By Christine Ryan
Time-zone changes, jet lag, strange noises, beds that are simply different from what you’re used to—even people who usually have no trouble sleeping can become insomniacs away from home. Here, our sleep team and travel editors share the gear they use to cope with restless nights on the road, vetted through hours of testing and years of personal experience.
First, ensure that you have the most important elements: darkness, quiet, warmth, and head support, especially if you’re on a plane or in a car.
At home, you’d be able to install blackout curtains or blinds. On the road, covering your eyes is often your only option for blocking out light. A mask can also help you cope with a partner who likes to read in bed.
Feels like it’s not there
Flat and soft
Noise-cancelling earbuds (and earplugs)
If you’re on a plane (or train or automobile), wearing earbuds that actively block the sound of the engines and your fellow passengers is worth the mild annoyance of having things in your ears while you’re trying to sleep.
The best Bluetooth earbuds
The best noise-cancelling earbuds
Best budget noise-cancelling headphones
The cheapest way to block out noise
These headphone-headband hybrids don’t actively cancel noise, so they’re not great for loud planes. For hotels and other terrestrial locations, though, they’re the most comfortable way to listen to whatever music or sounds soothe you.
Headphones you can’t feel
Studies show that random, electronic white noise works better than rainfall or other natural sounds to mask aural clutter. Apps are the most convenient way to create it, but the most effective option is a machine—and some are surprisingly portable.
The best white noise machine
A customizable app
A packable blanket or throw serves two useful purposes for the traveler: providing extra warmth when the plane or hotel’s industrial-strength AC kicks in, and offering a modicum of privacy in any situation where you’re trying to sleep in public.
Warmth and comfort for car or hotel

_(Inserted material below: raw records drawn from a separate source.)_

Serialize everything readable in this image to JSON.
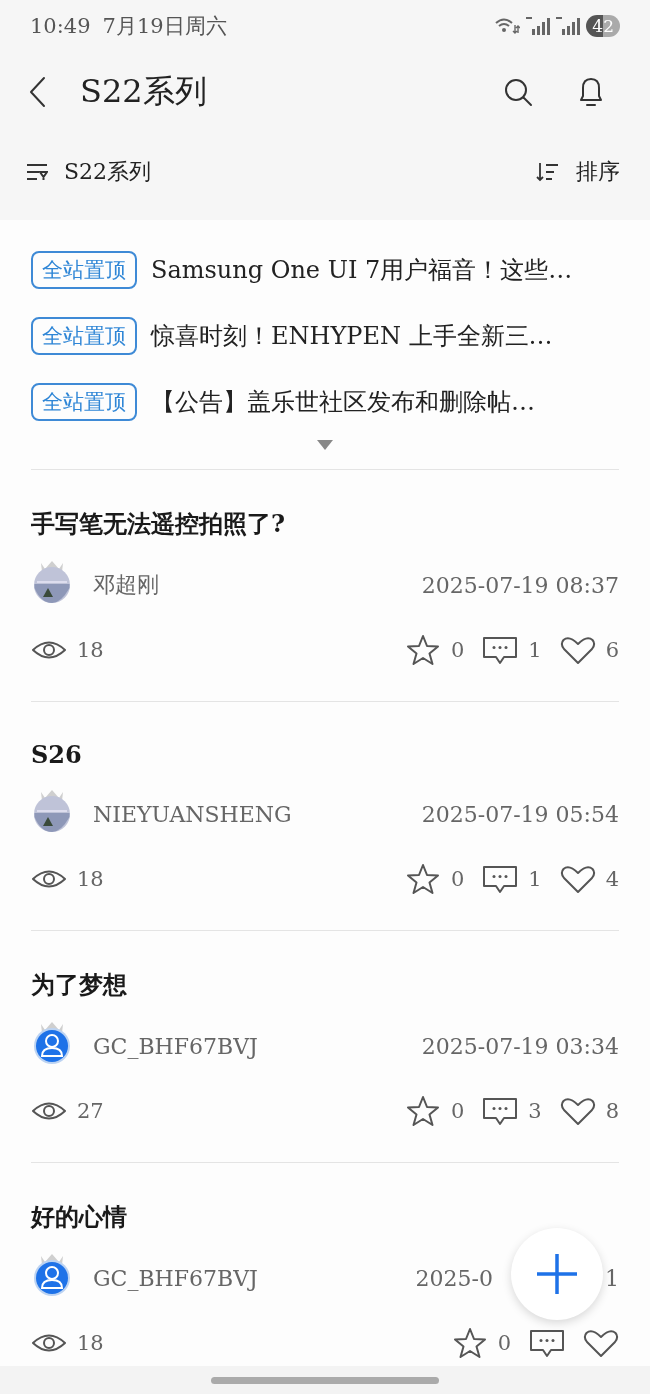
{
  "status_bar": {
    "time": "10:49",
    "date": "7月19日周六",
    "battery": "42"
  },
  "header": {
    "title": "S22系列"
  },
  "filter_bar": {
    "category": "S22系列",
    "sort": "排序"
  },
  "pinned": [
    {
      "tag": "全站置顶",
      "title": "Samsung One UI 7用户福音！这些…"
    },
    {
      "tag": "全站置顶",
      "title": "惊喜时刻！ENHYPEN 上手全新三…"
    },
    {
      "tag": "全站置顶",
      "title": "【公告】盖乐世社区发布和删除帖…"
    }
  ],
  "posts": [
    {
      "title": "手写笔无法遥控拍照了?",
      "author": "邓超刚",
      "date": "2025-07-19 08:37",
      "views": "18",
      "favorites": "0",
      "comments": "1",
      "likes": "6"
    },
    {
      "title": "S26",
      "author": "NIEYUANSHENG",
      "date": "2025-07-19 05:54",
      "views": "18",
      "favorites": "0",
      "comments": "1",
      "likes": "4"
    },
    {
      "title": "为了梦想",
      "author": "GC_BHF67BVJ",
      "avatar": {
        "kind": "default"
      },
      "date": "2025-07-19 03:34",
      "views": "27",
      "favorites": "0",
      "comments": "3",
      "likes": "8"
    },
    {
      "title": "好的心情",
      "author": "GC_BHF67BVJ",
      "avatar": {
        "kind": "default"
      },
      "date": "2025-0",
      "date_end": "1",
      "views": "18",
      "favorites": "0"
    }
  ]
}
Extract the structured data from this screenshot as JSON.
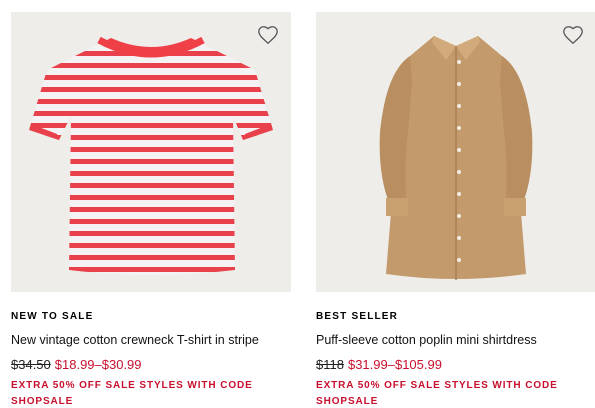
{
  "products": [
    {
      "badge": "NEW TO SALE",
      "name": "New vintage cotton crewneck T-shirt in stripe",
      "was_price": "$34.50",
      "sale_price": "$18.99–$30.99",
      "promo": "EXTRA 50% OFF SALE STYLES WITH CODE SHOPSALE",
      "image": "striped-tshirt-image"
    },
    {
      "badge": "BEST SELLER",
      "name": "Puff-sleeve cotton poplin mini shirtdress",
      "was_price": "$118",
      "sale_price": "$31.99–$105.99",
      "promo": "EXTRA 50% OFF SALE STYLES WITH CODE SHOPSALE",
      "image": "shirtdress-image"
    }
  ],
  "colors": {
    "sale_red": "#c8102e",
    "image_bg": "#efede9",
    "stripe_red": "#e8414b",
    "dress_tan": "#c39a6b"
  },
  "icons": {
    "favorite": "heart-outline-icon"
  }
}
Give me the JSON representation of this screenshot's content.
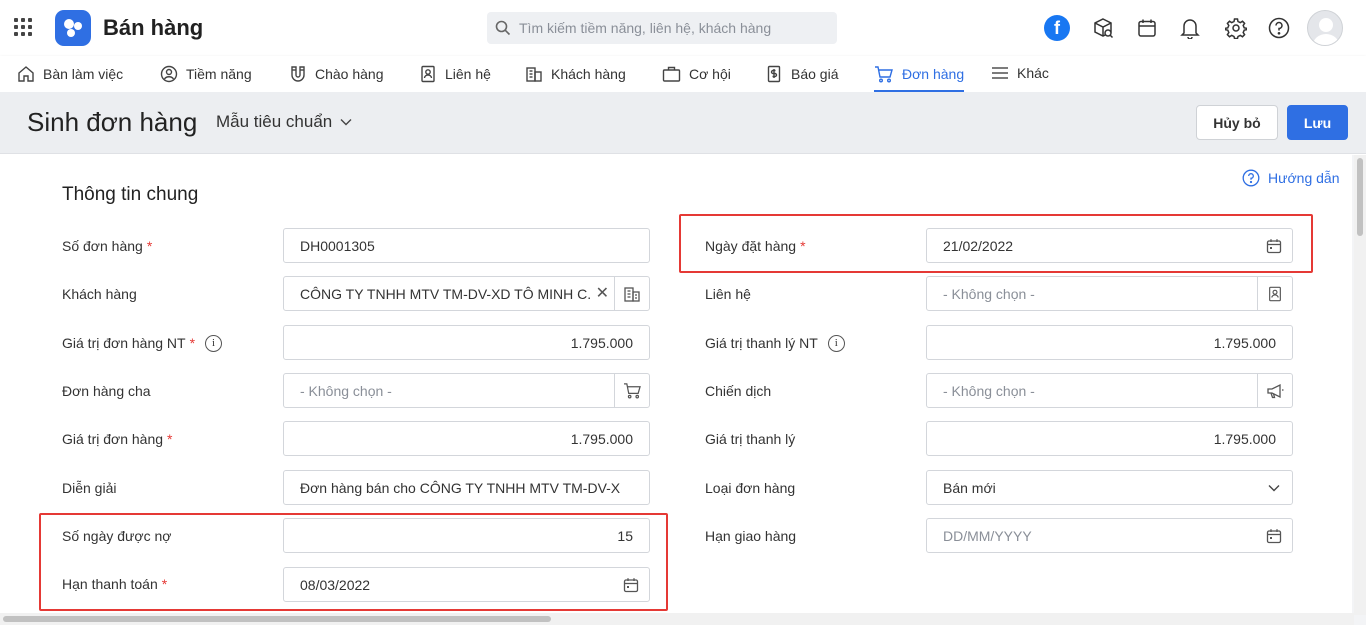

Best for the plane
A travel pillow—also known as a neck pillow—may seem like a waste of packing space, especially given that it won’t be much use at your destination. But starting off your trip in a somewhat well-rested state is worth bringing the extra gear.
The most supportive pillow
Its tall memory-foam walls let it offer more support than any other pillow we tested. It’s also shaped to sit flush against a headrest, and it compresses to a manageable size.
A pillow you can get at the airport
A pillow for side-sleepers and space savers
Encouraging better sleep habits and setting the right mood can help too.
These apps include smart alarms, which you can set to wake you up when you’re in a light sleep mode, helping to avoid grogginess. Some apps offer advice on how to improve your sleep, too.
The most useful sleep app
Basic sleep info for Android
For many of us, the thing we miss most about not being in our own beds is our own pillow. Bringing a beloved one might relax you and make you more likely to drop off.
For back- and side-sleepers
Between a regular pillow and a travel one
Along with teaching you the tools to cope with churning monkey mind, these apps include guided sleep meditations meant to help you wind down at night.
A meditation app for beginners
Even if pajamas aren’t your thing at home, wearing them when you’re sleeping in a strange place can make you feel just a bit more secure. And not having to scramble for clothes when the fire alarm goes off—it’s happened to us—is a plus.
A set of PJs for women
PJ bottoms for guys
PJs for the kids
These soft, thick 100 percent cotton jammies stand up to years of wear. They come in many striped varieties, as well as shorty versions that are perfect for hot summer nights. Kids sizes start at 0 to 3 months and go up to 14/16.
Although many people would say that too much ambient light gets in the way of their sleep, some others (and not all of them are children) find a warm, flickering light to be a reassuring presence in a new place.
Having a hot drink after dinner can serve as a calming transition to bedtime, but coffee and regular caffeinated tea pose the obvious, jittery problems, and not everyone can stomach warm milk. Herbal teas are the perfect compromise.
Our favorite relaxing tea
Things to avoid
Alcoholic drinks: As tempting as a nightcap might be, resist if you’re concerned about getting a good night’s rest. A few drinks might make you drowsy, but research has shown that alcohol disrupts restorative REM sleep—and the more you imbibe, the worse the effects.
Tablets: Or at least reduce the time you spend using your tablet close to bedtime, even if yours has a “night” mode that shifts the display away from the melatonin-blocking blue end of the spectrum. To read yourself to sleep, bring a book.
Blue-light glasses: For $200 or so, you can buy glasses to help you change time zones. The science behind them is legit in that the blue/green light they emit can help reset your clock. But sunlight works almost as well, and it’s free—just take a walk after you land.